We aimed to evaluate the hypotensive effect and the time to attain the maximal antihypertensive effect (stabilization time) of 8 mg candesartan/6.25 mg hydrochlorothiazide (HCTZ) combination therapy (combination regimen) and therapy with an increased candesartan dose (12 mg; maximum dose regimen) using home blood pressure (BP) measurements. A prospective, multicenter, open-label, randomized, comparative trial was conducted. Essential hypertensive patients who failed to achieve adequate BP control (systolic BP (SBP) ≤135 mm Hg) on 8 mg candesartan alone were randomized to two groups: the combination regimen (n=103) and the maximum dose regimen (n=103). Home morning SBP reduction at 8 weeks after randomization was 11.4±1.3 mm Hg in the combination regimen and 7.8±1.2 mm Hg in the maximum dose regimen.

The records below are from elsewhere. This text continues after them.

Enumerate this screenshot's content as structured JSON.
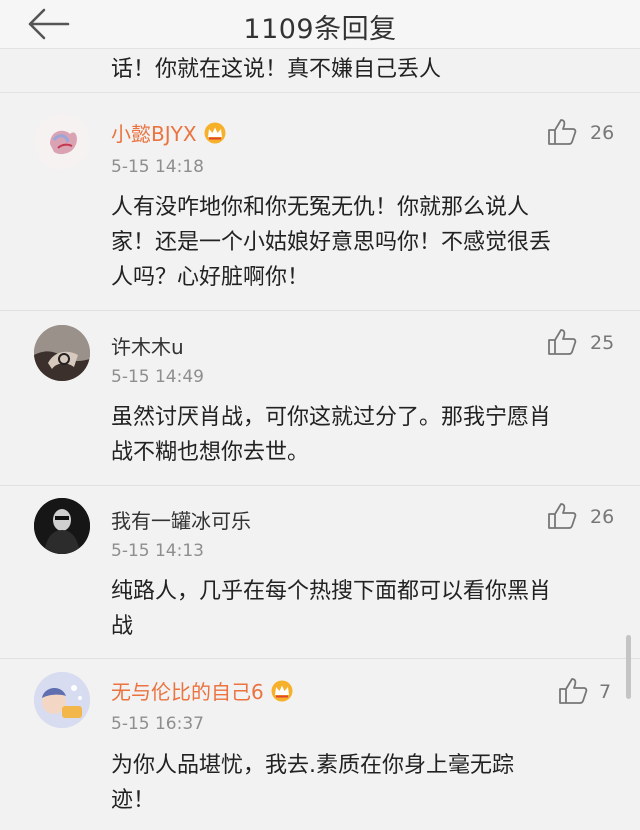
{
  "header": {
    "title": "1109条回复",
    "back_icon": "back-arrow-icon"
  },
  "partial_comment": {
    "text": "话！你就在这说！真不嫌自己丢人"
  },
  "comments": [
    {
      "username": "小懿BJYX",
      "badge": "crown-icon",
      "time": "5-15 14:18",
      "likes": "26",
      "lines": [
        "人有没咋地你和你无冤无仇！你就那么说人",
        "家！还是一个小姑娘好意思吗你！不感觉很丢",
        "人吗？心好脏啊你！"
      ]
    },
    {
      "username": "许木木u",
      "time": "5-15 14:49",
      "likes": "25",
      "lines": [
        "虽然讨厌肖战，可你这就过分了。那我宁愿肖",
        "战不糊也想你去世。"
      ]
    },
    {
      "username": "我有一罐冰可乐",
      "time": "5-15 14:13",
      "likes": "26",
      "lines": [
        "纯路人，几乎在每个热搜下面都可以看你黑肖",
        "战"
      ]
    },
    {
      "username": "无与伦比的自己6",
      "badge": "crown-icon",
      "time": "5-15 16:37",
      "likes": "7",
      "lines": [
        "为你人品堪忧，我去.素质在你身上毫无踪",
        "迹！"
      ]
    }
  ],
  "colors": {
    "vip_name": "#eb7340",
    "background": "#f2f2f2",
    "meta_gray": "#8e8e8e"
  }
}
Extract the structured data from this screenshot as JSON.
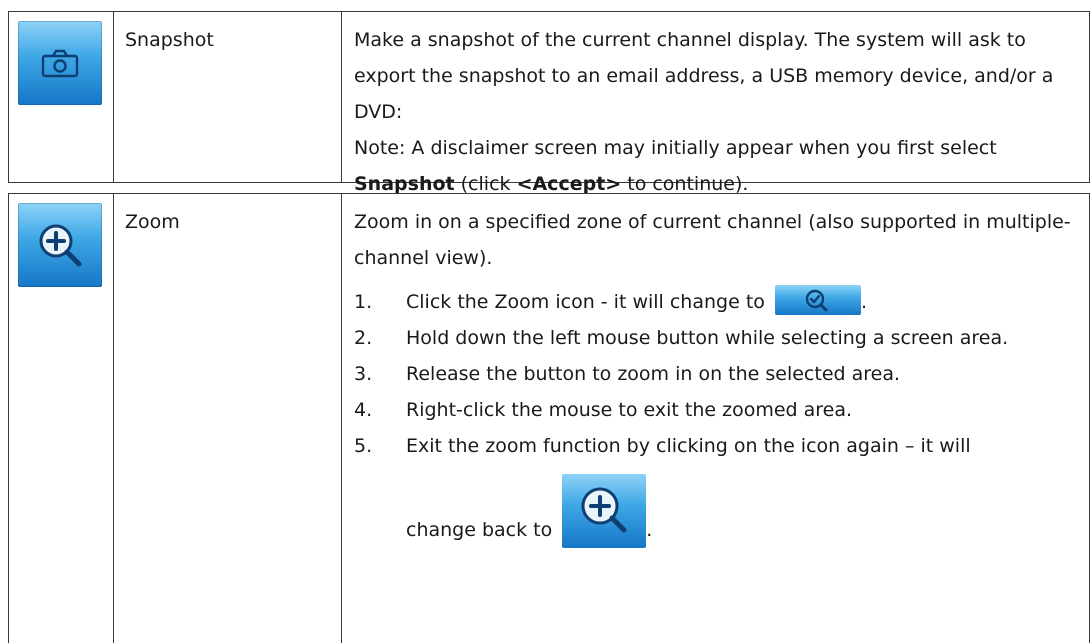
{
  "rows": [
    {
      "icon": "camera-icon",
      "name": "Snapshot",
      "description": {
        "line1": "Make a snapshot of the current channel display. The system will ask to export the snapshot to an email address, a USB memory device, and/or a DVD:",
        "note_prefix": "Note: A disclaimer screen may initially appear when you first select ",
        "note_bold1": "Snapshot",
        "note_mid": " (click ",
        "note_bold2": "<Accept>",
        "note_suffix": " to continue)."
      }
    },
    {
      "icon": "zoom-in-icon",
      "name": "Zoom",
      "description": {
        "intro": "Zoom in on a specified zone of current channel (also supported in multiple-channel view).",
        "steps": [
          {
            "num": "1.",
            "text": "Click the Zoom icon - it will change to ",
            "trailing": ".",
            "inline_icon": "zoom-active-icon"
          },
          {
            "num": "2.",
            "text": "Hold down the left mouse button while selecting a screen area."
          },
          {
            "num": "3.",
            "text": "Release the button to zoom in on the selected area."
          },
          {
            "num": "4.",
            "text": "Right-click the mouse to exit the zoomed area."
          },
          {
            "num": "5.",
            "text": "Exit the zoom function by clicking on the icon again – it will",
            "text2": "change back to ",
            "trailing": ".",
            "inline_icon": "zoom-in-icon"
          }
        ]
      }
    }
  ],
  "colors": {
    "icon_gradient_top": "#8ed3f7",
    "icon_gradient_bottom": "#1677c7",
    "border": "#3a3a3a",
    "text": "#1a1a1a"
  }
}
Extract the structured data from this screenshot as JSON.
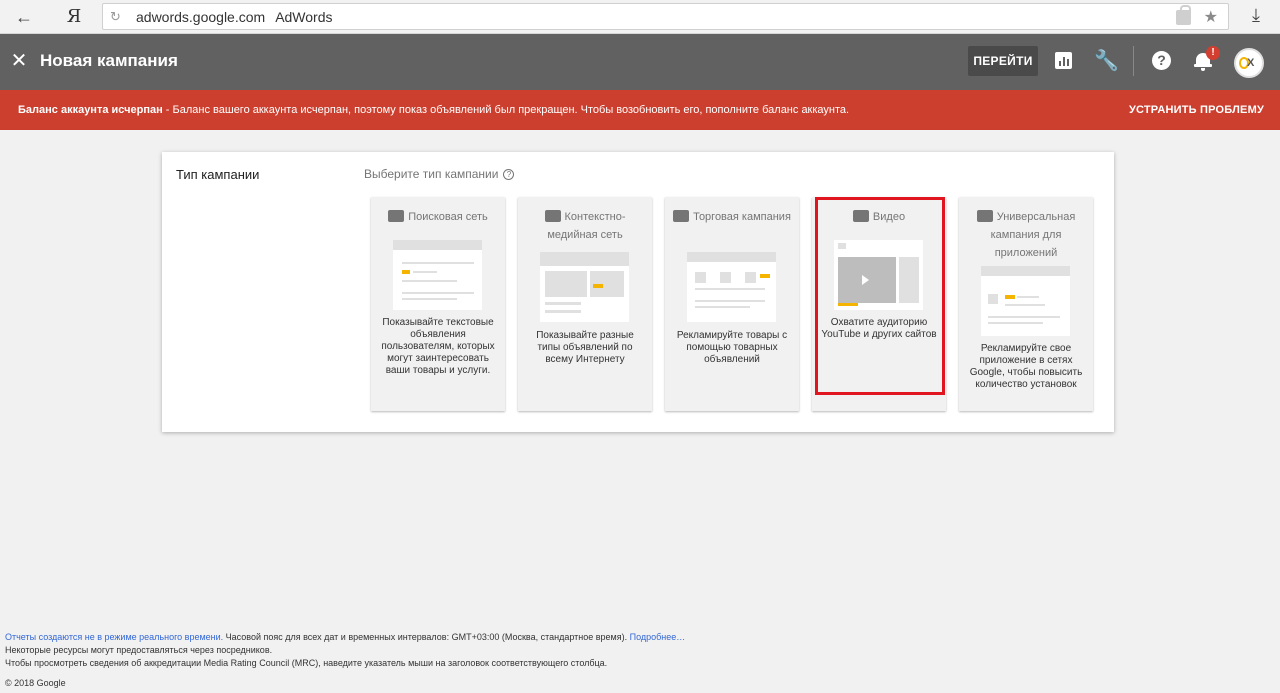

The combination regimen provided additional reduction of 4.0 mm Hg (95% confidence interval (CI): 0.8-7.2 mm Hg, P=0.01) in home morning SBP over the maximum dose regimen at 8 weeks after randomization. The maximal antihypertensive effect and stabilization time for home SBP were 9.4 mm Hg and 37.1 days (P<0.0001), respectively, with the combination regimen. The maximum dose regimen decreased home SBP with a very gentle slope, and estimated maximal effect and estimated stabilization time were not significant (P>0.2). The rate of achieving target BP (home morning SBP <135 mm Hg) was significantly higher with the combination regimen than with the maximum dose regimen (52.4 vs. 30.1%, P=0.002). In conclusion, changing from 8 mg candesartan to combination therapy was more effective in reducing home SBP and achieving goal BP more rapidly than increasing the candesartan dose.
- angiotensin II receptor blockers
- candesartan/hydrochlorothiazide combination
- home blood pressure measurement randomized controlled trial
- stabilization time
ASJC Scopus subject areas
- Internal Medicine
- Cardiology and Cardiovascular Medicine